What the task asks ->
Every line in the listing is to be echoed verbatim.

*** Opening Information shown ***

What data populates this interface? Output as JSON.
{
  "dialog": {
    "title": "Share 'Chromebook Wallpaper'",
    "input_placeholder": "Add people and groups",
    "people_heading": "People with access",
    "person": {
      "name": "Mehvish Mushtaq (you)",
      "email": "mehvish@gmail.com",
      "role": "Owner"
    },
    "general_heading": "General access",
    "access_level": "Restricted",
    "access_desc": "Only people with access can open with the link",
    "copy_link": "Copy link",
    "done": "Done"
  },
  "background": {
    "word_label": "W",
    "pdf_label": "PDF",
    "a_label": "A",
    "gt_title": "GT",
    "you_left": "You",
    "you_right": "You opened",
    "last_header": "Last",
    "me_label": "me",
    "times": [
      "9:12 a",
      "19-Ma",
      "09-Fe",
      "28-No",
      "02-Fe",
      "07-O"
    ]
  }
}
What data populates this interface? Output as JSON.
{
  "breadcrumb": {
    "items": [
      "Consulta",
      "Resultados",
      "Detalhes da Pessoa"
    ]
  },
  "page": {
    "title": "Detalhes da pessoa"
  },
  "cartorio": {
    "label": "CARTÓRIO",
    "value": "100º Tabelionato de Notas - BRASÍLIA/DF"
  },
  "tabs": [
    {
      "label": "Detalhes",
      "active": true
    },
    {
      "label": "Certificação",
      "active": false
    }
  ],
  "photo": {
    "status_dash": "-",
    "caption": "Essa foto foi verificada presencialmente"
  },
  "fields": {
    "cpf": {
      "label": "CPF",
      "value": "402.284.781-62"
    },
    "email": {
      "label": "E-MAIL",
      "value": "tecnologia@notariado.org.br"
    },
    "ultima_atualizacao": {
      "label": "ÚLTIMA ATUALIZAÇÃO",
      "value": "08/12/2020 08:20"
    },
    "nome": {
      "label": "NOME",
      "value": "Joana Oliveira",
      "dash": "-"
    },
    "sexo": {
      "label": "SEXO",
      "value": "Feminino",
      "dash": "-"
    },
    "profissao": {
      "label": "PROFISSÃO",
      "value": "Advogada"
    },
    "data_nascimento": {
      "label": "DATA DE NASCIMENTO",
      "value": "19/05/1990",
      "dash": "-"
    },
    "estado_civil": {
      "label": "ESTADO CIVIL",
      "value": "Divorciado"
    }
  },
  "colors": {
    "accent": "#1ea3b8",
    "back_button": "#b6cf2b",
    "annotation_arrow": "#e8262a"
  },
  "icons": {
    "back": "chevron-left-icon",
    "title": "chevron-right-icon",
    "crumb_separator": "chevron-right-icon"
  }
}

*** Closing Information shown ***

Problem solution ->
What data populates this interface? Output as JSON.
{
  "dialog": {
    "title": "Share 'Chromebook Wallpaper'",
    "input_placeholder": "Add people and groups",
    "people_heading": "People with access",
    "person": {
      "name": "Mehvish Mushtaq (you)",
      "email": "mehvish@gmail.com",
      "role": "Owner"
    },
    "general_heading": "General access",
    "access_level": "Restricted",
    "access_desc": "Only people with access can open with the link",
    "copy_link": "Copy link",
    "done": "Done"
  },
  "background": {
    "word_label": "W",
    "pdf_label": "PDF",
    "a_label": "A",
    "gt_title": "GT",
    "you_left": "You",
    "you_right": "You opened",
    "last_header": "Last",
    "me_label": "me",
    "times": [
      "9:12 a",
      "19-Ma",
      "09-Fe",
      "28-No",
      "02-Fe",
      "07-O"
    ]
  }
}
What data populates this interface? Output as JSON.
{
  "breadcrumb": {
    "items": [
      "Consulta",
      "Resultados",
      "Detalhes da Pessoa"
    ]
  },
  "page": {
    "title": "Detalhes da pessoa"
  },
  "cartorio": {
    "label": "CARTÓRIO",
    "value": "100º Tabelionato de Notas - BRASÍLIA/DF"
  },
  "tabs": [
    {
      "label": "Detalhes",
      "active": true
    },
    {
      "label": "Certificação",
      "active": false
    }
  ],
  "photo": {
    "status_dash": "-",
    "caption": "Essa foto foi verificada presencialmente"
  },
  "fields": {
    "cpf": {
      "label": "CPF",
      "value": "402.284.781-62"
    },
    "email": {
      "label": "E-MAIL",
      "value": "tecnologia@notariado.org.br"
    },
    "ultima_atualizacao": {
      "label": "ÚLTIMA ATUALIZAÇÃO",
      "value": "08/12/2020 08:20"
    },
    "nome": {
      "label": "NOME",
      "value": "Joana Oliveira",
      "dash": "-"
    },
    "sexo": {
      "label": "SEXO",
      "value": "Feminino",
      "dash": "-"
    },
    "profissao": {
      "label": "PROFISSÃO",
      "value": "Advogada"
    },
    "data_nascimento": {
      "label": "DATA DE NASCIMENTO",
      "value": "19/05/1990",
      "dash": "-"
    },
    "estado_civil": {
      "label": "ESTADO CIVIL",
      "value": "Divorciado"
    }
  },
  "colors": {
    "accent": "#1ea3b8",
    "back_button": "#b6cf2b",
    "annotation_arrow": "#e8262a"
  },
  "icons": {
    "back": "chevron-left-icon",
    "title": "chevron-right-icon",
    "crumb_separator": "chevron-right-icon"
  }
}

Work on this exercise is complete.